The World Health Organisation (WHO) says there is a "serious lack" of new antibiotics being developed.
The agency has warned the world is running out of antibiotics.
A report says most of the drugs currently in the clinical pipeline are "modifications of existing classes of antibiotics" and are only short-term solutions.
It found there are very few potential treatment options for antibiotic-resistant infections which pose the greatest threat to health.
This includes drug-resistant tuberculosis, which kills around 250,000 people each year.
Dr Tedros Adhanom Ghebreyesus is director-general of the WHO.
"Antimicrobial resistance is a global health emergency that will seriously jeopardize progress in modern medicine.
"There is an urgent need for more investment in research and development for antibiotic-resistant infections including TB, otherwise we will be forced back to a time when people feared common infections and risked their lives from minor surgery."

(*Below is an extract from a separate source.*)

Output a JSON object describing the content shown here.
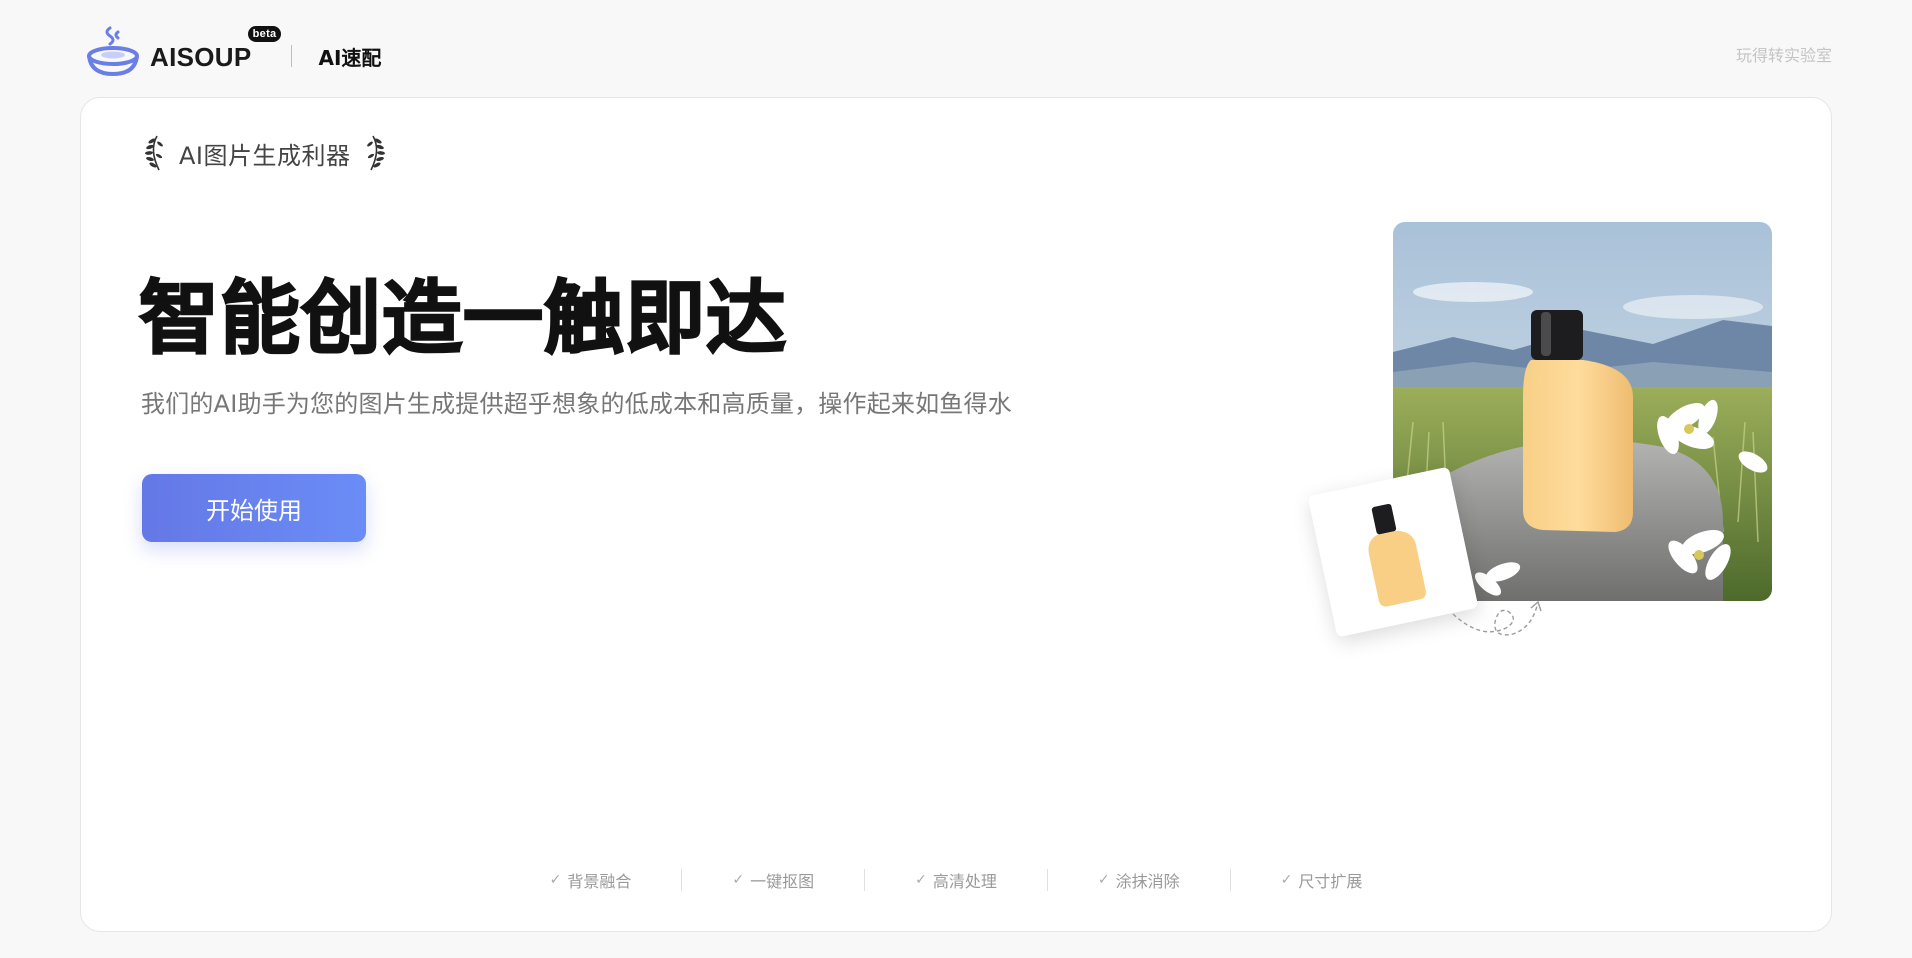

The WHO has also identified 12 classes of priority pathogens - some of them causing common infections like pneumonia or urinary tract infections - that are increasingly resistant to antibiotics and urgently need new treatments.

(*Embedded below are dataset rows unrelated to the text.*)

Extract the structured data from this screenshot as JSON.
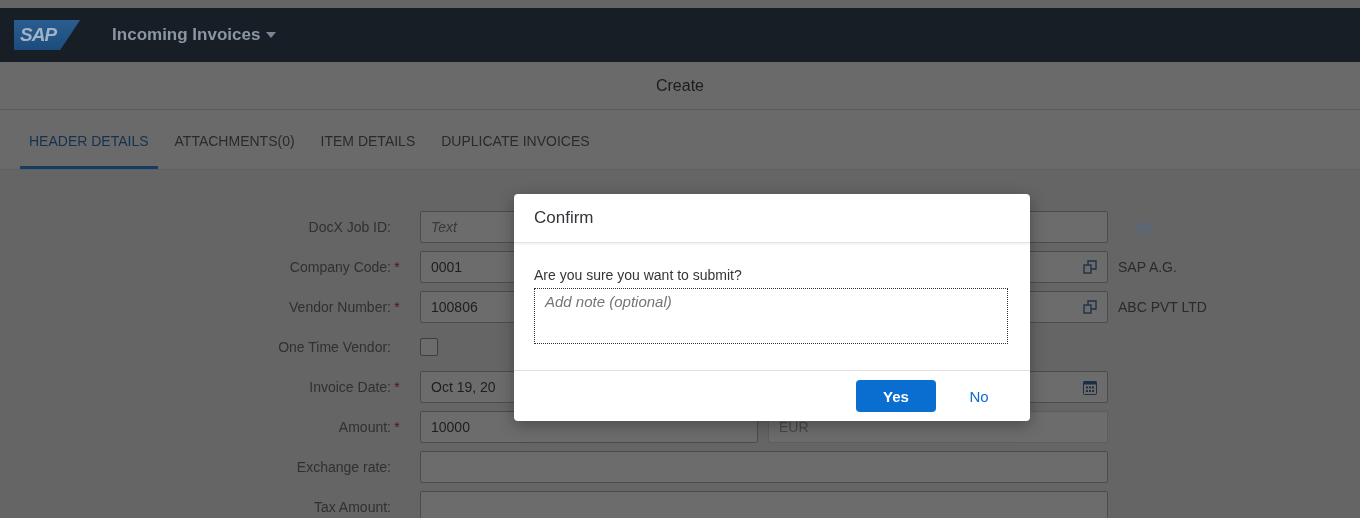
{
  "shell": {
    "logo": "SAP",
    "app_title": "Incoming Invoices"
  },
  "page": {
    "title": "Create"
  },
  "tabs": [
    {
      "label": "HEADER DETAILS",
      "selected": true
    },
    {
      "label": "ATTACHMENTS(0)",
      "selected": false
    },
    {
      "label": "ITEM DETAILS",
      "selected": false
    },
    {
      "label": "DUPLICATE INVOICES",
      "selected": false
    }
  ],
  "form": [
    {
      "kind": "lookup",
      "label": "DocX Job ID:",
      "placeholder": "Text"
    },
    {
      "kind": "valuehelp",
      "label": "Company Code:",
      "required_mark": "*",
      "value": "0001",
      "description": "SAP A.G."
    },
    {
      "kind": "valuehelp",
      "label": "Vendor Number:",
      "required_mark": "*",
      "value": "100806",
      "description": "ABC PVT LTD"
    },
    {
      "kind": "checkbox",
      "label": "One Time Vendor:",
      "checked": false
    },
    {
      "kind": "date",
      "label": "Invoice Date:",
      "required_mark": "*",
      "value": "Oct 19, 20"
    },
    {
      "kind": "amount",
      "label": "Amount:",
      "required_mark": "*",
      "value": "10000",
      "currency": "EUR"
    },
    {
      "kind": "input",
      "label": "Exchange rate:"
    },
    {
      "kind": "input",
      "label": "Tax Amount:"
    }
  ],
  "dialog": {
    "title": "Confirm",
    "message": "Are you sure you want to submit?",
    "note_placeholder": "Add note (optional)",
    "buttons": [
      {
        "label": "Yes",
        "kind": "primary"
      },
      {
        "label": "No",
        "kind": "transparent"
      }
    ]
  }
}
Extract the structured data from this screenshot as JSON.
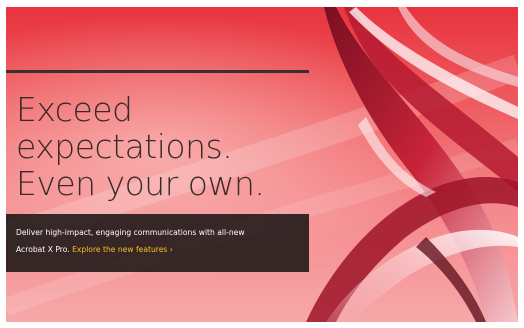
{
  "headline": {
    "line1": "Exceed",
    "line2": "expectations.",
    "line3": "Even your own."
  },
  "promo": {
    "line1": "Deliver high-impact, engaging communications with all-new",
    "line2_prefix": "Acrobat X Pro.",
    "cta_label": "Explore the new features ›"
  },
  "colors": {
    "banner_top": "#e8343f",
    "banner_bottom": "#f7a8a9",
    "headline_text": "#3a2a2a",
    "promo_background": "#1c1616",
    "cta_link": "#f5c21a"
  }
}
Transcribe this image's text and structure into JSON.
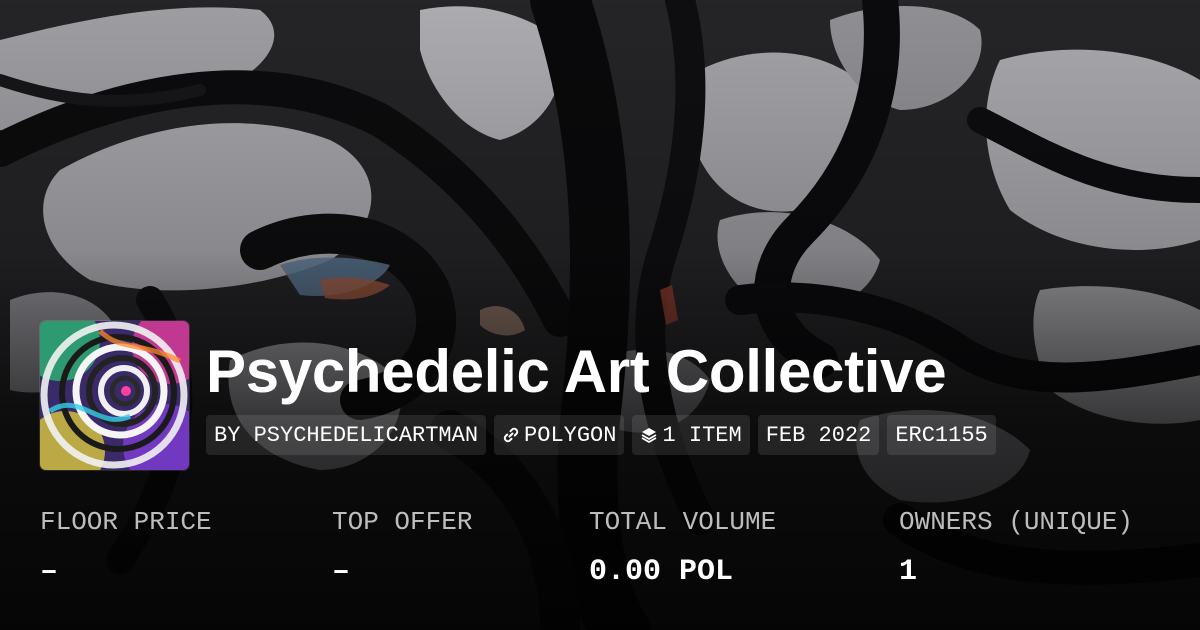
{
  "collection": {
    "title": "Psychedelic Art Collective",
    "banner_image": "abstract-black-and-white-painting",
    "logo_image": "psychedelic-spiral-artwork"
  },
  "chips": [
    {
      "label": "BY PSYCHEDELICARTMAN"
    },
    {
      "icon": "link-icon",
      "label": "POLYGON"
    },
    {
      "icon": "stack-icon",
      "label": "1 ITEM"
    },
    {
      "label": "FEB 2022"
    },
    {
      "label": "ERC1155"
    }
  ],
  "stats": [
    {
      "label": "FLOOR PRICE",
      "value": "–"
    },
    {
      "label": "TOP OFFER",
      "value": "–"
    },
    {
      "label": "TOTAL VOLUME",
      "value": "0.00 POL"
    },
    {
      "label": "OWNERS (UNIQUE)",
      "value": "1"
    }
  ],
  "colors": {
    "text": "#ffffff",
    "label": "#bdbdbd",
    "chip_bg": "rgba(255,255,255,0.10)"
  }
}
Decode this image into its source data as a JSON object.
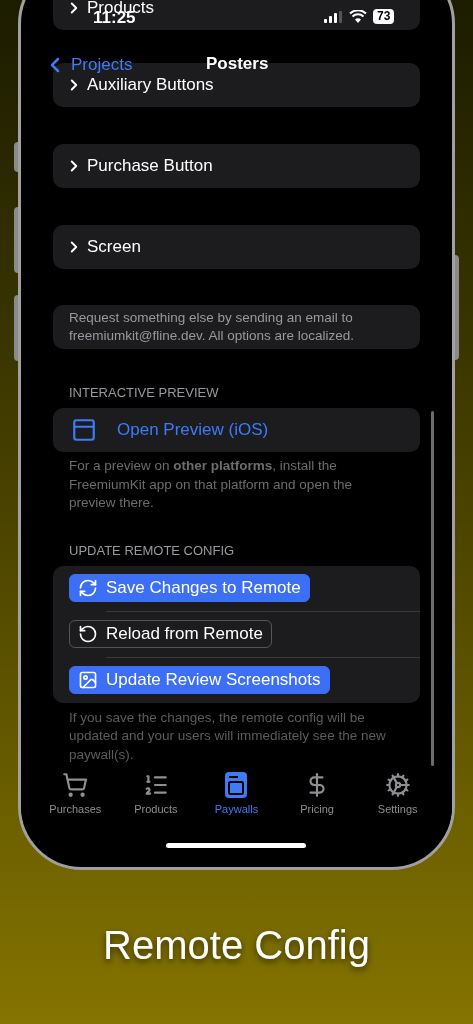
{
  "status_bar": {
    "time": "11:25",
    "battery": "73"
  },
  "nav": {
    "back": "Projects",
    "title": "Posters"
  },
  "collapsed_rows": [
    {
      "label": "Products"
    },
    {
      "label": "Auxiliary Buttons"
    },
    {
      "label": "Purchase Button"
    },
    {
      "label": "Screen"
    }
  ],
  "note": "Request something else by sending an email to freemiumkit@fline.dev. All options are localized.",
  "preview": {
    "header": "INTERACTIVE PREVIEW",
    "button": "Open Preview (iOS)",
    "footer": "For a preview on **other platforms**, install the FreemiumKit app on that platform and open the preview there."
  },
  "remote": {
    "header": "UPDATE REMOTE CONFIG",
    "buttons": [
      {
        "label": "Save Changes to Remote",
        "kind": "filled"
      },
      {
        "label": "Reload from Remote",
        "kind": "outlined"
      },
      {
        "label": "Update Review Screenshots",
        "kind": "filled"
      }
    ],
    "footer": "If you save the changes, the remote config will be updated and your users will immediately see the new paywall(s)."
  },
  "tabs": [
    {
      "label": "Purchases",
      "selected": false
    },
    {
      "label": "Products",
      "selected": false
    },
    {
      "label": "Paywalls",
      "selected": true
    },
    {
      "label": "Pricing",
      "selected": false
    },
    {
      "label": "Settings",
      "selected": false
    }
  ],
  "caption": "Remote Config"
}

The report says there are 51 new antibiotics and biologicals in development to treat antibiotic-resistant pathogens.
But it says that among all these candidate medicines, only eight are classed by the WHO as "innovative treatments" that will add value to the current ones.
"Pharmaceutical companies and researchers must urgently focus on new antibiotics against certain types of extremely serious infections that can kill patients in a matter of days because we have no line of defence," says Dr Suzanne Hill, director of the Department of Essential Medicines at WHO.
To counter this threat, WHO and the Drugs for Neglected Diseases Initiative (DNDi) set up the Global Antibiotic Research and Development Partnership (GARDP).
Earlier this month Germany, Luxembourg, the Netherlands, South Africa, Switzerland, the UK and the Wellcome Trust pledged more than €56m for this work.
However the WHO says the new treatments alone will not be enough to combat the threat of antimicrobial resistance.
"WHO works with countries and partners to improve infection prevention and control and to foster appropriate use of existing and future antibiotics.
"WHO is also developing guidance for the responsible use of antibiotics in the human, animal and agricultural sectors", the agency adds.